bounded rationality

(redirected from Hyperrationality)
Also found in: Encyclopedia.

Bounded Rationality

The theory that humans attempt to make rational decisions, but their ability to do so is limited by knowledge, ability to know, inadequate time to consider and other factors. Bounded rationality may explain situations like panic buying, in which investors continue to buy a security long after it ceases to be rational to do so. Investors may believe the price for the security may continue to rise and may not believe they have enough time to find out for certain. Bounded rationality claims people aim for rationality but cannot be reasonable all the time. See also: Behavioral economics.

bounded rationality

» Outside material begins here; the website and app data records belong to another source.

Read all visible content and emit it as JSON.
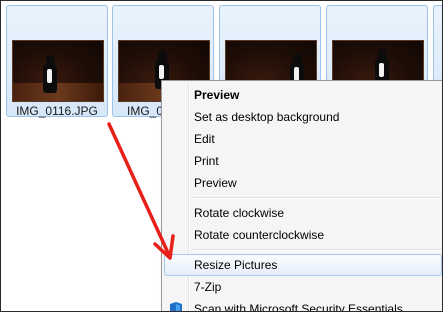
{
  "thumbnails": [
    {
      "label": "IMG_0116.JPG"
    },
    {
      "label": "IMG_0"
    },
    {
      "label": ""
    },
    {
      "label": ""
    }
  ],
  "context_menu": {
    "items": [
      {
        "label": "Preview",
        "bold": true
      },
      {
        "label": "Set as desktop background"
      },
      {
        "label": "Edit"
      },
      {
        "label": "Print"
      },
      {
        "label": "Preview"
      },
      {
        "label": "Rotate clockwise"
      },
      {
        "label": "Rotate counterclockwise"
      },
      {
        "label": "Resize Pictures",
        "highlighted": true
      },
      {
        "label": "7-Zip"
      },
      {
        "label": "Scan with Microsoft Security Essentials",
        "icon": "security-shield-icon"
      }
    ]
  },
  "annotation": {
    "arrow_color": "#e8201a"
  },
  "colors": {
    "selection_border": "#9cc3ea",
    "menu_background": "#f5f5f5",
    "highlight_border": "#aac8ee"
  }
}
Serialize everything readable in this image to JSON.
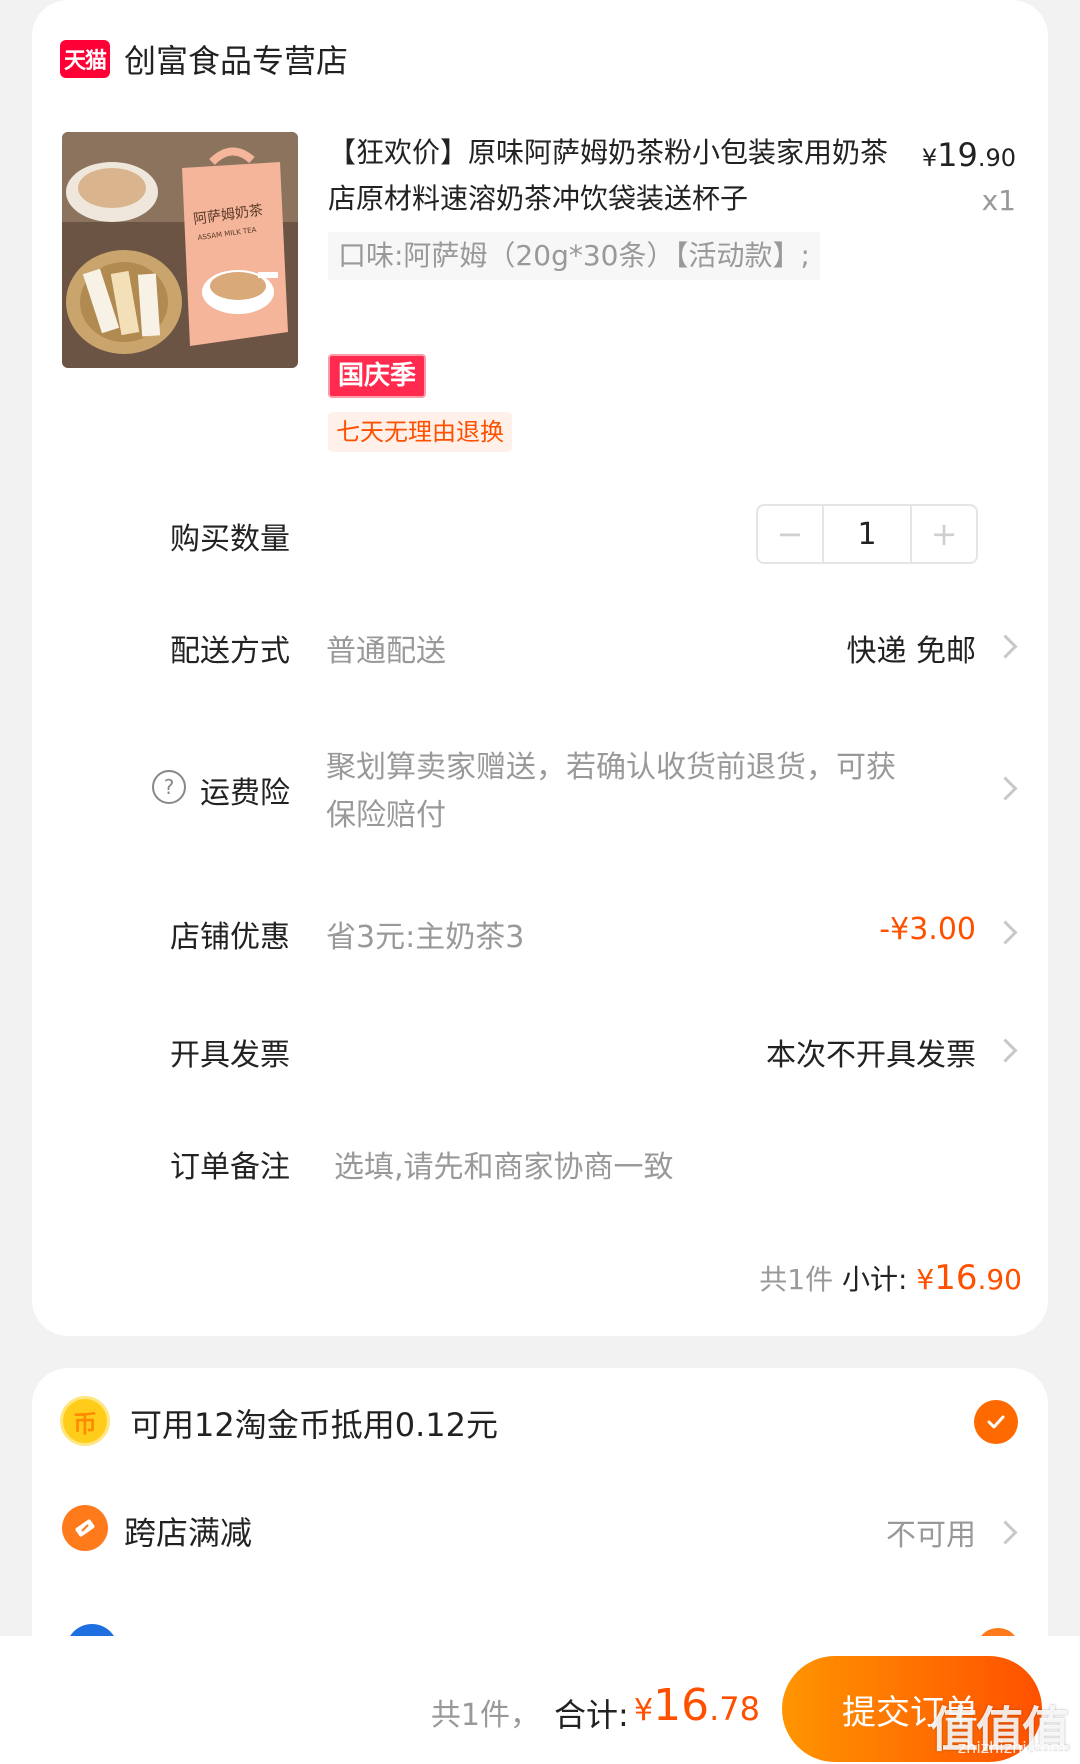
{
  "shop": {
    "logo_text": "天猫",
    "name": "创富食品专营店"
  },
  "product": {
    "title": "【狂欢价】原味阿萨姆奶茶粉小包装家用奶茶店原材料速溶奶茶冲饮袋装送杯子",
    "price_currency": "¥",
    "price_int": "19",
    "price_dec": ".90",
    "quantity": "x1",
    "sku": "口味:阿萨姆（20g*30条）【活动款】;",
    "promo_tag": "国庆季",
    "return_tag": "七天无理由退换",
    "image_label": "阿萨姆奶茶",
    "image_sub": "ASSAM MILK TEA"
  },
  "rows": {
    "qty_label": "购买数量",
    "qty_minus": "−",
    "qty_value": "1",
    "qty_plus": "+",
    "delivery_label": "配送方式",
    "delivery_desc": "普通配送",
    "delivery_value": "快递 免邮",
    "insurance_label": "运费险",
    "insurance_icon": "?",
    "insurance_desc_line1": "聚划算卖家赠送，若确认收货前退货，可获",
    "insurance_desc_line2": "保险赔付",
    "discount_label": "店铺优惠",
    "discount_desc": "省3元:主奶茶3",
    "discount_value": "-¥3.00",
    "invoice_label": "开具发票",
    "invoice_value": "本次不开具发票",
    "note_label": "订单备注",
    "note_placeholder": "选填,请先和商家协商一致"
  },
  "subtotal": {
    "count": "共1件",
    "label": "小计:",
    "currency": "¥",
    "int": "16",
    "dec": ".90"
  },
  "benefits": {
    "coin_icon": "币",
    "coin_text": "可用12淘金币抵用0.12元",
    "coin_checked": true,
    "cross_text": "跨店满减",
    "cross_status": "不可用"
  },
  "footer": {
    "count": "共1件，",
    "total_label": "合计:",
    "currency": "¥",
    "total_int": "16",
    "total_dec": ".78",
    "submit_label": "提交订单",
    "watermark": "值值值",
    "watermark_sub": "zhizhizhi.com"
  },
  "colors": {
    "accent": "#ff5000",
    "tmall_red": "#ff0036",
    "muted": "#999999"
  }
}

limits on the capabilities of people to deal with complexity, process information and pursue rational aims. Bounded rationality prevents parties to a CONTRACT from contemplating or enumerating every contingency that might arise during a TRANSACTION, so preventing them from writing complete contracts.
References in periodicals archive ?
While it is reasonable to conclude that a satire of hyperrationality already implicitly targets the authority of scientific discourse in society at large, this article also addresses authority's prejudicial influence on the establishment of scientific legitimacy within research communities.
poem combats hyperrationality by implying that a lack of comprehension
The hyperrationality assumption means that individuals with Social Security accounts or who own shares in businesses take fully into account the saving carried out in their name when they make their decisions about how much of their personal income they will save.
In the view of the three thinkers under discussion, human beings are not repositories of hyperrationality.
First, as I have been at some pain to emphasize, one should avoid the postulate of hyperrationality.
The ostensible hyperrationality of bond traders, for instance, relies on a set of cognitive biases to edit continuous information flows from electronic, print, and interpersonal sources (pp.
Rejecting the hyperrationality assumption of individuals preferred by many economists, Williamson draws on the work of March and Simon (1958) in adopting a bounded rationality view of human decision-making processes.
Indeed, it was the scientific hyperrationality of someone like Szilard that Roald Hoffman had in mind when he wrote "Why Scientists Shouldn't Run the World" (Issues, Winter 1990-91).
Sass explores the hyperrationality of modern philosophical and artistic self-reflexiveness in its affinities with schizophrenia (disavowing any attempt at influence or causality).
In light of a more empirical world view, we now regard sight, not as the Elizabethans did--as the most nearly angelic sense in the hierarchy of senses--but as the hyperrationality of the hyperpredator.
Taking the Cappadocian trinitarian theology as a benchmark we can measure subsequent Eastern and Western theological developments, their alleged irrationality and hyperrationality.
The fact that Young is able to recover rational equilibria from such limited actors is reassuring and perhaps ironically justifies the mainstream tradition assuming hyperrationality.